§ **EXERCISE DIRECTIONS**:
Determine how many lines in the records hold the word "JSON". Return the number alone.

Excerpts from a dataset:
------------------------------------------------
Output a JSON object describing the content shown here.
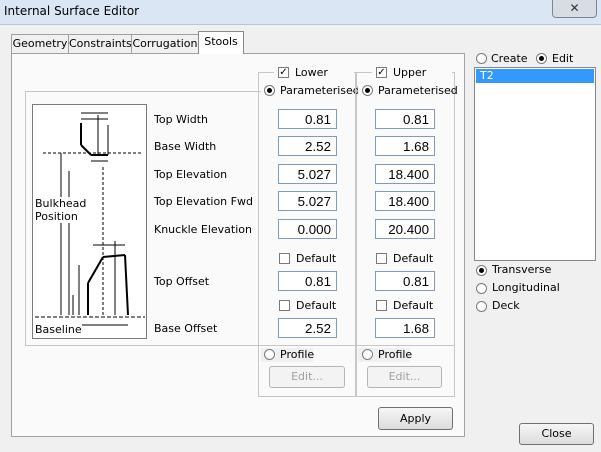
{
  "window": {
    "title": "Internal Surface Editor",
    "close_symbol": "✕"
  },
  "tabs": [
    {
      "label": "Geometry"
    },
    {
      "label": "Constraints"
    },
    {
      "label": "Corrugation"
    },
    {
      "label": "Stools"
    }
  ],
  "diagram": {
    "bulkhead_label": "Bulkhead Position",
    "baseline_label": "Baseline"
  },
  "rows": [
    {
      "label": "Top Width"
    },
    {
      "label": "Base Width"
    },
    {
      "label": "Top Elevation"
    },
    {
      "label": "Top Elevation Fwd"
    },
    {
      "label": "Knuckle Elevation"
    },
    {
      "label": "Top Offset"
    },
    {
      "label": "Base Offset"
    }
  ],
  "lower": {
    "label": "Lower",
    "checked": true,
    "parameterised_label": "Parameterised",
    "values": [
      "0.81",
      "2.52",
      "5.027",
      "5.027",
      "0.000"
    ],
    "top_offset_default": "Default",
    "top_offset": "0.81",
    "base_offset_default": "Default",
    "base_offset": "2.52",
    "profile_label": "Profile",
    "edit_label": "Edit..."
  },
  "upper": {
    "label": "Upper",
    "checked": true,
    "parameterised_label": "Parameterised",
    "values": [
      "0.81",
      "1.68",
      "18.400",
      "18.400",
      "20.400"
    ],
    "top_offset_default": "Default",
    "top_offset": "0.81",
    "base_offset_default": "Default",
    "base_offset": "1.68",
    "profile_label": "Profile",
    "edit_label": "Edit..."
  },
  "mode": {
    "create_label": "Create",
    "edit_label": "Edit",
    "selected": "Edit"
  },
  "list": {
    "items": [
      "T2"
    ],
    "selected": "T2"
  },
  "orientation": {
    "options": [
      "Transverse",
      "Longitudinal",
      "Deck"
    ],
    "selected": "Transverse"
  },
  "buttons": {
    "apply": "Apply",
    "close": "Close"
  },
  "checkmark": "✓"
}
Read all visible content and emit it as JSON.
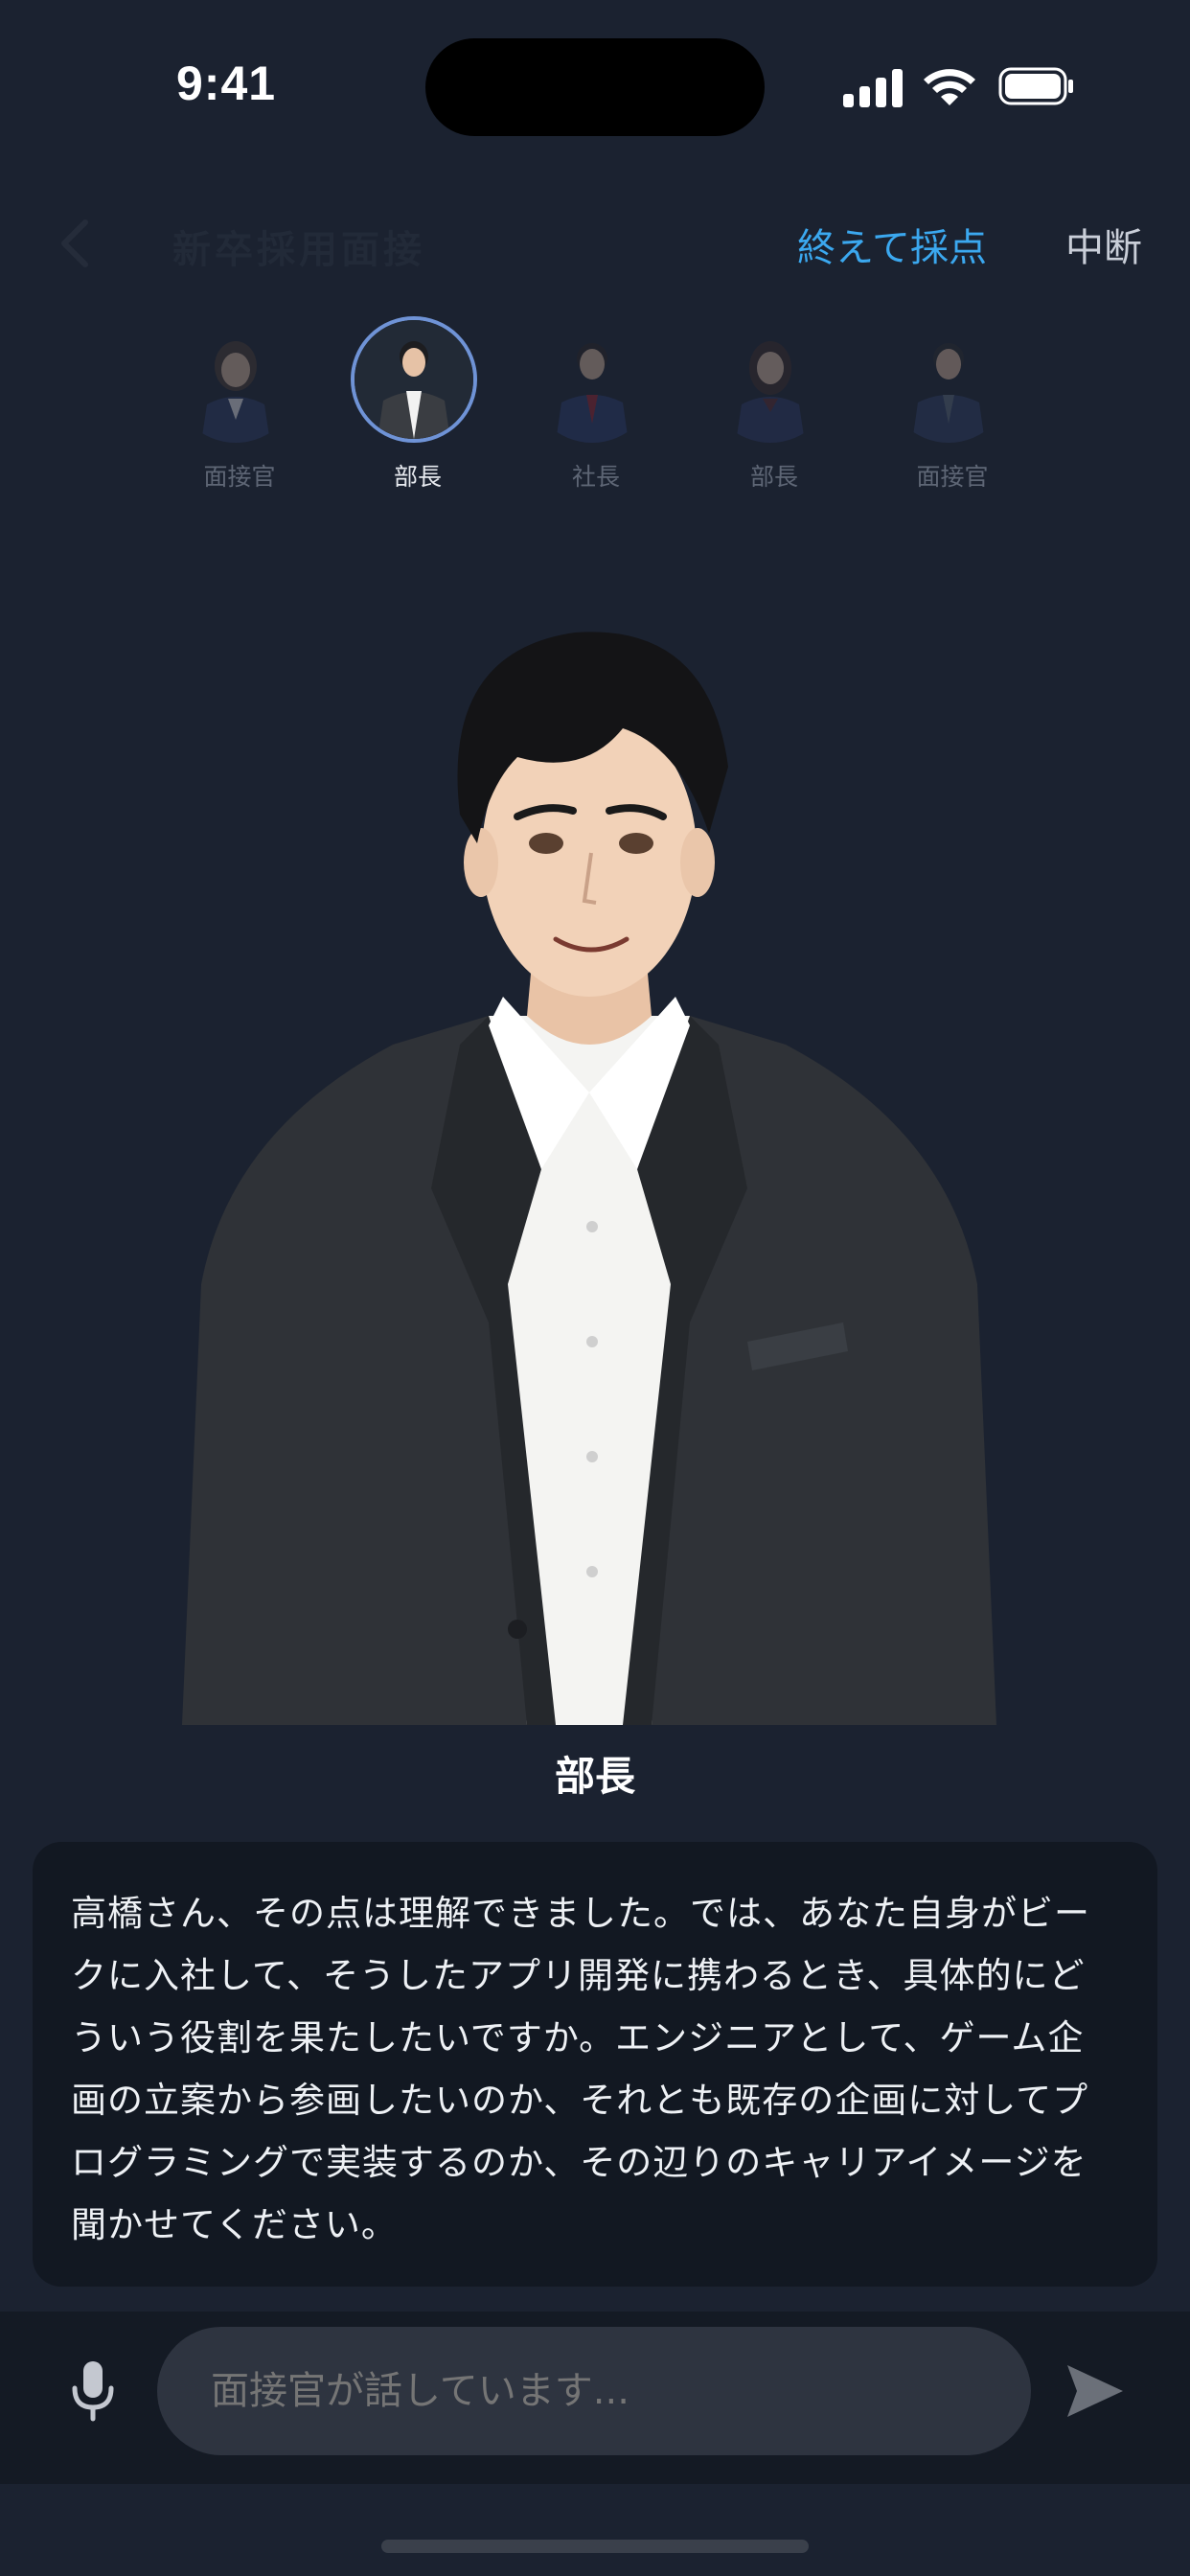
{
  "status_bar": {
    "time": "9:41"
  },
  "nav": {
    "title": "新卒採用面接",
    "finish_label": "終えて採点",
    "abort_label": "中断"
  },
  "interviewers": [
    {
      "label": "面接官",
      "active": false
    },
    {
      "label": "部長",
      "active": true
    },
    {
      "label": "社長",
      "active": false
    },
    {
      "label": "部長",
      "active": false
    },
    {
      "label": "面接官",
      "active": false
    }
  ],
  "speaker": {
    "name": "部長"
  },
  "message": {
    "text": "高橋さん、その点は理解できました。では、あなた自身がビークに入社して、そうしたアプリ開発に携わるとき、具体的にどういう役割を果たしたいですか。エンジニアとして、ゲーム企画の立案から参画したいのか、それとも既存の企画に対してプログラミングで実装するのか、その辺りのキャリアイメージを聞かせてください。"
  },
  "input": {
    "placeholder": "面接官が話しています..."
  },
  "icons": {
    "back": "chevron-left-icon",
    "mic": "microphone-icon",
    "send": "send-icon"
  },
  "colors": {
    "background": "#1b2230",
    "accent": "#3ba8ef",
    "active_ring": "#6f93d6",
    "card": "#121822",
    "input_bg": "#2e3440"
  }
}
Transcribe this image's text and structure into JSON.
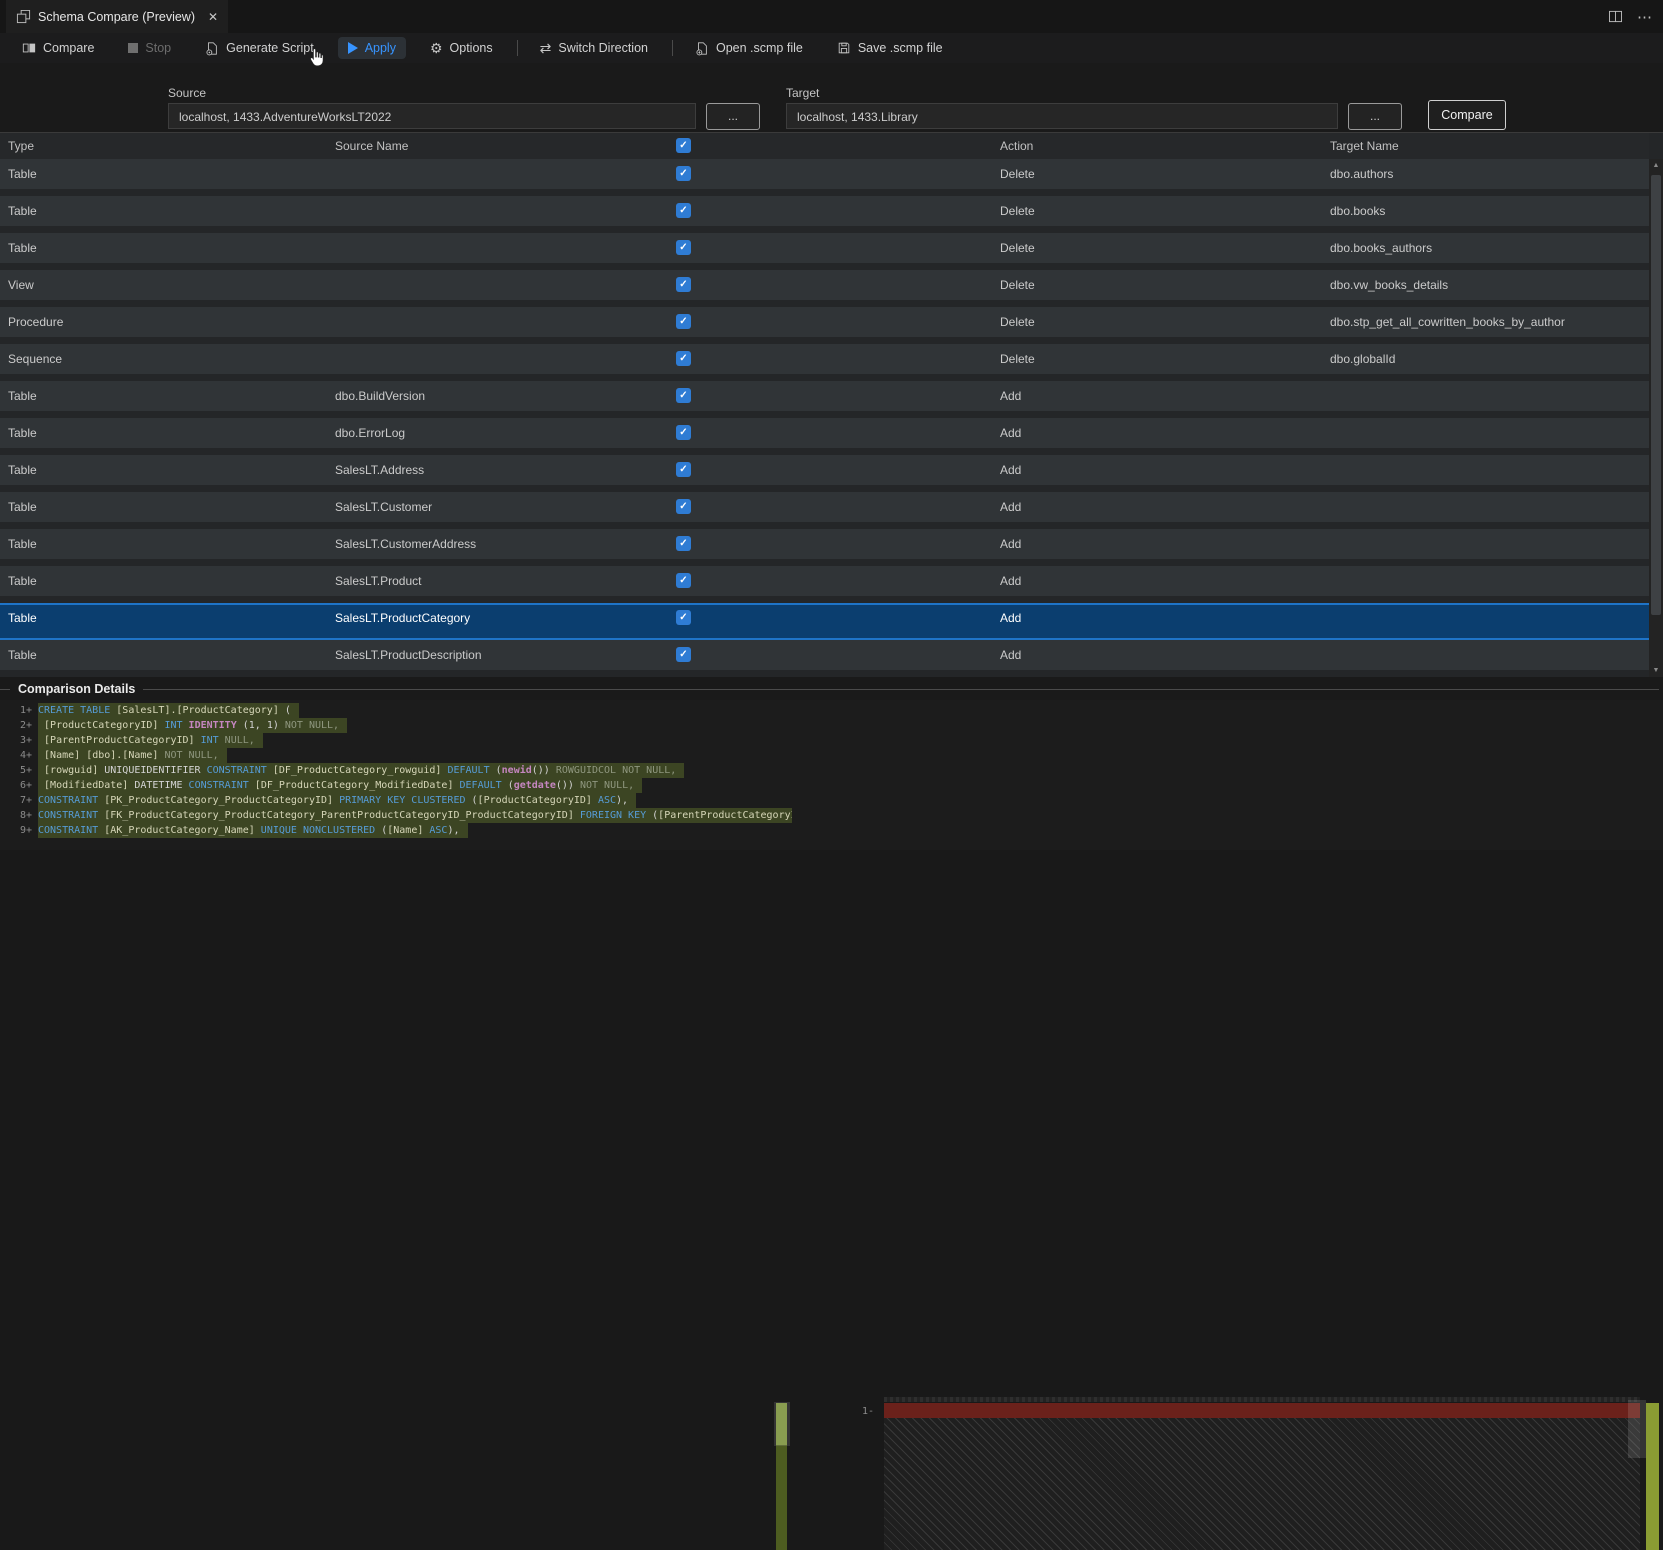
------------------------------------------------
§ **SOLUTION TO THE PROBLEM**:
3